_Instructions for the task:_
Scan the listing and copy each line where the word "folders" is present.

_The data:_
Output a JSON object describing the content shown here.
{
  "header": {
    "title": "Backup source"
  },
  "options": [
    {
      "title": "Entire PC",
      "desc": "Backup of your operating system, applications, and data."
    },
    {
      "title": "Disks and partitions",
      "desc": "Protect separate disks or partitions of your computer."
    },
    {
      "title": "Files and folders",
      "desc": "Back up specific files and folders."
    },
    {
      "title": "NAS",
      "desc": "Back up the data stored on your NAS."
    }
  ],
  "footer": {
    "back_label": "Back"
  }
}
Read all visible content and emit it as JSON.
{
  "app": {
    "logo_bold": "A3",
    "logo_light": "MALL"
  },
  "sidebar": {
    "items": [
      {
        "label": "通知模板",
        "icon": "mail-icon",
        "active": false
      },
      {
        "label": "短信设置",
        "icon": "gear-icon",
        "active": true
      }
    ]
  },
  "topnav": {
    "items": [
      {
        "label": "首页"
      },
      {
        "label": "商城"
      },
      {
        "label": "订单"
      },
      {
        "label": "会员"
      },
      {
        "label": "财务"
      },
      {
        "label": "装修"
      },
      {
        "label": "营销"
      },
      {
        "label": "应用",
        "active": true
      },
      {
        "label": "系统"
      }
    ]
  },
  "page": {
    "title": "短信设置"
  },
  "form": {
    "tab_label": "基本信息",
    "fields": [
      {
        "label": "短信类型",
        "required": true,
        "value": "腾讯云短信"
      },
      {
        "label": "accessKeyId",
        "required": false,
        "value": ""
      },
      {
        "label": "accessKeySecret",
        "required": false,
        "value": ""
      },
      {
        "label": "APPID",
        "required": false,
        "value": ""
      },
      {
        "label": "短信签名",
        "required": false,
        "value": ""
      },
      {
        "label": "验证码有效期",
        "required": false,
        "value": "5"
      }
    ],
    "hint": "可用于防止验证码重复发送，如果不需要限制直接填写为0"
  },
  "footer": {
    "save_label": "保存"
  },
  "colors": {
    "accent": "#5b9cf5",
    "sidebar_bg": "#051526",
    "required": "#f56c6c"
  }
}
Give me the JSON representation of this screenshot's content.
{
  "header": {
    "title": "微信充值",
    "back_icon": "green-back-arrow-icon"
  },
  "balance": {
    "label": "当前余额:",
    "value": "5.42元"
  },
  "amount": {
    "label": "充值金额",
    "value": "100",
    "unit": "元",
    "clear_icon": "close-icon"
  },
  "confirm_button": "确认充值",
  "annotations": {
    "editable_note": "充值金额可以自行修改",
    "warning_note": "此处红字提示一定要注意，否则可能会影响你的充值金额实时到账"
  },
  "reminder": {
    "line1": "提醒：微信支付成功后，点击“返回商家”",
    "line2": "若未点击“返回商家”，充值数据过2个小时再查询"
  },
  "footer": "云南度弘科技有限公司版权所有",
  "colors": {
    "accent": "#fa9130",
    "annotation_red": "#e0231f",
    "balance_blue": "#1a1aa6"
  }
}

_Response:_
      "title": "Files and folders",
      "desc": "Back up specific files and folders."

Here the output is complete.